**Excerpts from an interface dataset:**
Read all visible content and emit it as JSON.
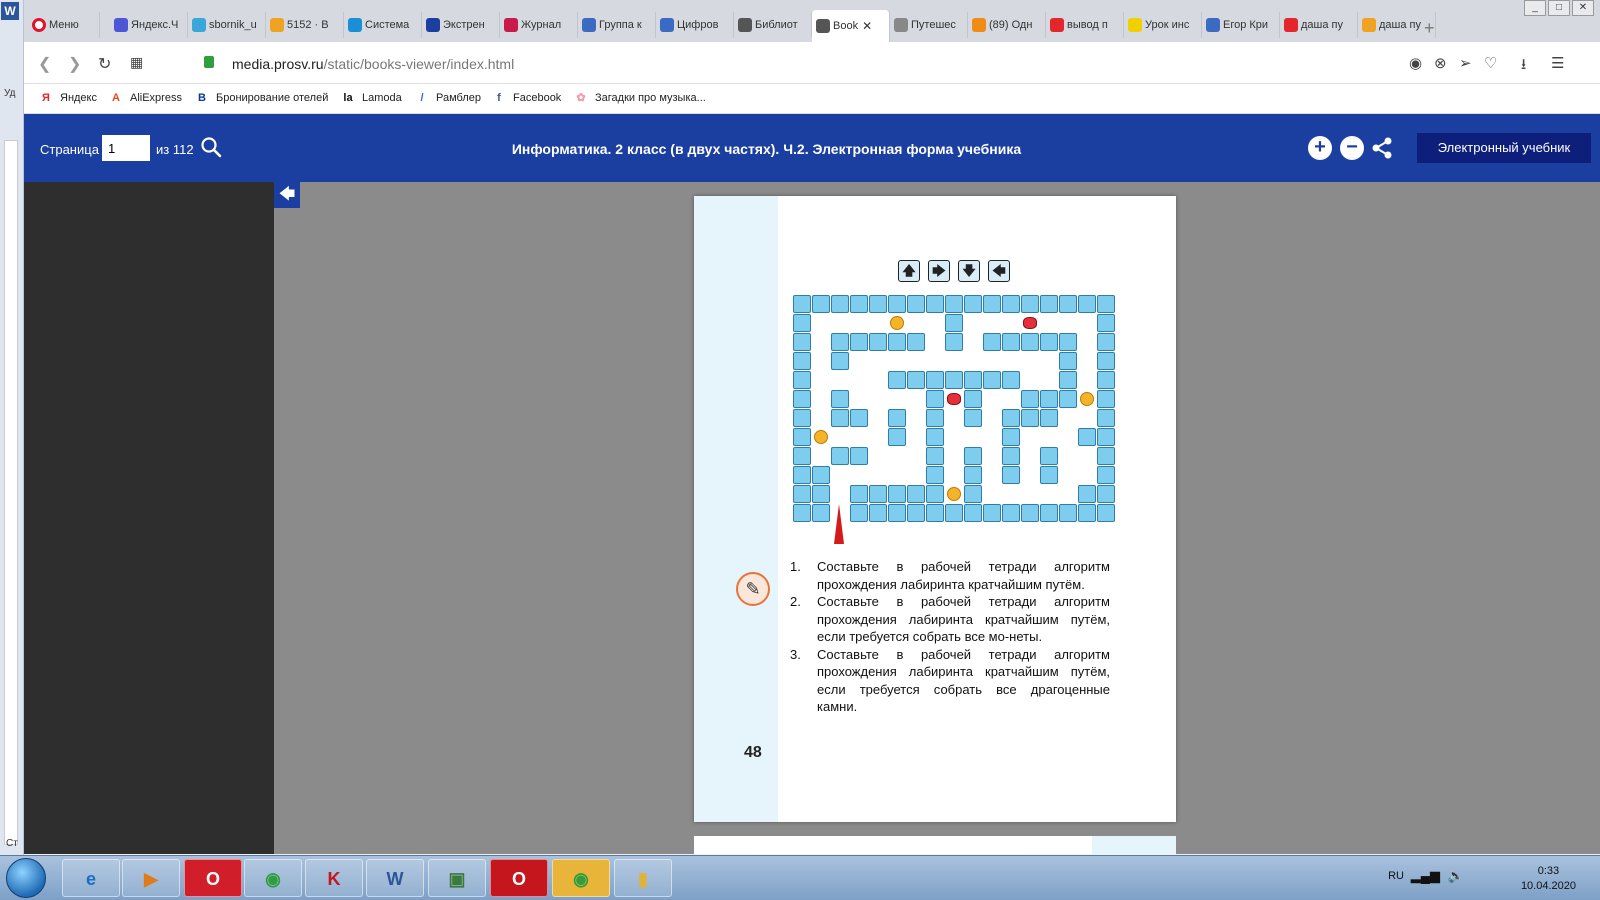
{
  "browser": {
    "menu_label": "Меню",
    "tabs": [
      {
        "label": "Яндекс.Ч",
        "color": "#4b57d6"
      },
      {
        "label": "sbornik_u",
        "color": "#3aa6d9"
      },
      {
        "label": "5152 · В",
        "color": "#f0a323"
      },
      {
        "label": "Система",
        "color": "#1a8fd6"
      },
      {
        "label": "Экстрен",
        "color": "#1b3fa0"
      },
      {
        "label": "Журнал",
        "color": "#c71c4a"
      },
      {
        "label": "Группа к",
        "color": "#3a6ac2"
      },
      {
        "label": "Цифров",
        "color": "#3a6ac2"
      },
      {
        "label": "Библиот",
        "color": "#555555"
      },
      {
        "label": "Book",
        "color": "#555555",
        "active": true
      },
      {
        "label": "Путешес",
        "color": "#888888"
      },
      {
        "label": "(89) Одн",
        "color": "#f28b16"
      },
      {
        "label": "вывод п",
        "color": "#e3262c"
      },
      {
        "label": "Урок инс",
        "color": "#f0d000"
      },
      {
        "label": "Егор Кри",
        "color": "#3a6ac2"
      },
      {
        "label": "даша пу",
        "color": "#e3262c"
      },
      {
        "label": "даша пу",
        "color": "#f0a323"
      }
    ],
    "tab_add": "+",
    "url_host": "media.prosv.ru",
    "url_path": "/static/books-viewer/index.html",
    "bookmarks": [
      {
        "label": "Яндекс",
        "icon": "Я",
        "color": "#e3262c"
      },
      {
        "label": "AliExpress",
        "icon": "A",
        "color": "#e8491d"
      },
      {
        "label": "Бронирование отелей",
        "icon": "B",
        "color": "#0c3b8a"
      },
      {
        "label": "Lamoda",
        "icon": "la",
        "color": "#111111"
      },
      {
        "label": "Рамблер",
        "icon": "/",
        "color": "#315efb"
      },
      {
        "label": "Facebook",
        "icon": "f",
        "color": "#3b5998"
      },
      {
        "label": "Загадки про музыка...",
        "icon": "✿",
        "color": "#f29bb0"
      }
    ]
  },
  "viewer": {
    "page_label": "Страница",
    "page_value": "1",
    "page_of": "из 112",
    "title": "Информатика. 2 класс (в двух частях). Ч.2. Электронная форма учебника",
    "zoom_in": "+",
    "zoom_out": "−",
    "ebook_button": "Электронный учебник"
  },
  "page": {
    "arrow_keys": [
      "🡅",
      "🡆",
      "🡇",
      "🡄"
    ],
    "tasks": [
      {
        "num": "1.",
        "text": "Составьте в рабочей тетради алгоритм прохождения лабиринта кратчайшим путём."
      },
      {
        "num": "2.",
        "text": "Составьте в рабочей тетради алгоритм прохождения лабиринта кратчайшим путём, если требуется собрать все мо-неты."
      },
      {
        "num": "3.",
        "text": "Составьте в рабочей тетради алгоритм прохождения лабиринта кратчайшим путём, если требуется собрать все драгоценные камни."
      }
    ],
    "page_number": "48"
  },
  "maze": {
    "rows": [
      "#################",
      "#.......#.......#",
      "#.#####.#.#####.#",
      "#.#...........#.#",
      "#....#######..#.#",
      "#.#....#.#..###.#",
      "#.##.#.#.#.###..#",
      "#....#.#...#...##",
      "#.##...#.#.#.#..#",
      "##.....#.#.#.#..#",
      "##.#####.#.....##",
      "##.##############"
    ],
    "coins": [
      [
        1,
        5
      ],
      [
        5,
        15
      ],
      [
        7,
        1
      ],
      [
        10,
        8
      ]
    ],
    "gems": [
      [
        1,
        12
      ],
      [
        5,
        8
      ]
    ]
  },
  "taskbar": {
    "lang": "RU",
    "time": "0:33",
    "date": "10.04.2020"
  },
  "word": {
    "logo": "W",
    "side_text": "Уд",
    "status_text": "Ст"
  }
}
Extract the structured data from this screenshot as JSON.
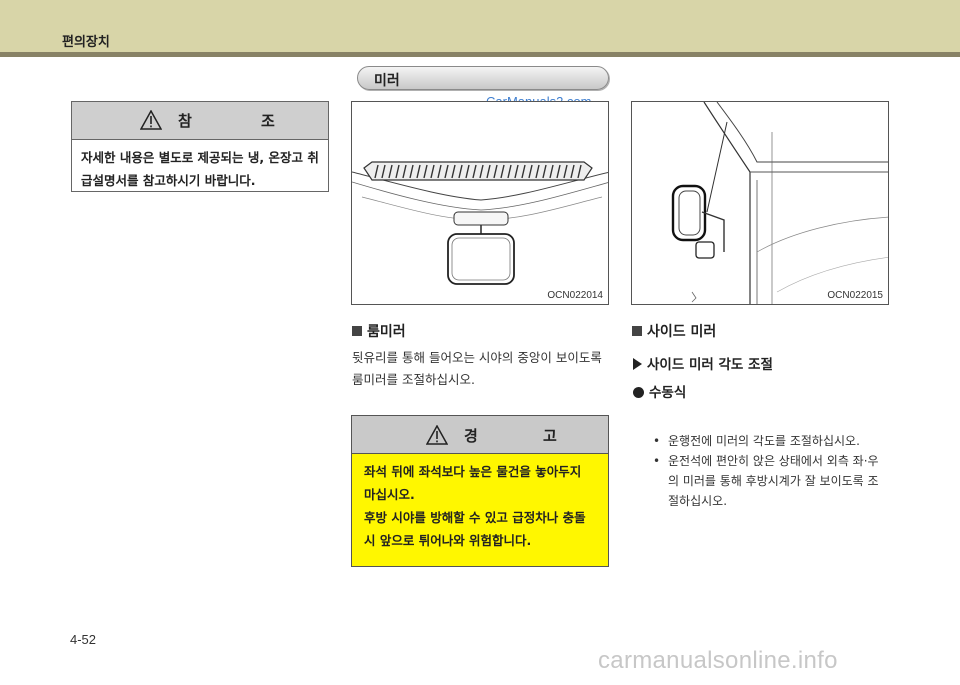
{
  "header": {
    "title": "편의장치"
  },
  "section_title": "미러",
  "watermark_top": "CarManuals2.com",
  "note": {
    "title": "참 조",
    "icon": "warning-triangle-icon",
    "body": "자세한 내용은 별도로 제공되는 냉, 온장고 취급설명서를 참고하시기 바랍니다."
  },
  "figures": [
    {
      "code": "OCN022014",
      "depicts": "room-mirror"
    },
    {
      "code": "OCN022015",
      "depicts": "side-mirror"
    }
  ],
  "room_mirror": {
    "heading": "룸미러",
    "text_line1": "뒷유리를 통해 들어오는 시야의 중앙이 보이도록",
    "text_line2": "룸미러를 조절하십시오."
  },
  "warning": {
    "title": "경 고",
    "icon": "warning-triangle-icon",
    "line1": "좌석 뒤에 좌석보다 높은 물건을 놓아두지",
    "line2": "마십시오.",
    "line3": "후방 시야를 방해할 수 있고 급정차나 충돌",
    "line4": "시 앞으로 튀어나와 위험합니다."
  },
  "side_mirror": {
    "heading": "사이드 미러",
    "sub_heading": "사이드 미러 각도 조절",
    "manual_heading": "수동식",
    "bullet1": "운행전에 미러의 각도를 조절하십시오.",
    "bullet2_line1": "운전석에 편안히 앉은 상태에서 외측 좌·우",
    "bullet2_line2": "의 미러를 통해 후방시계가 잘 보이도록 조",
    "bullet2_line3": "절하십시오."
  },
  "page_number": "4-52",
  "watermark_bottom": "carmanualsonline.info"
}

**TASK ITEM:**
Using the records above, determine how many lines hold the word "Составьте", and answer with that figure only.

**OUTPUT FOR THIS EXERCISE:**
3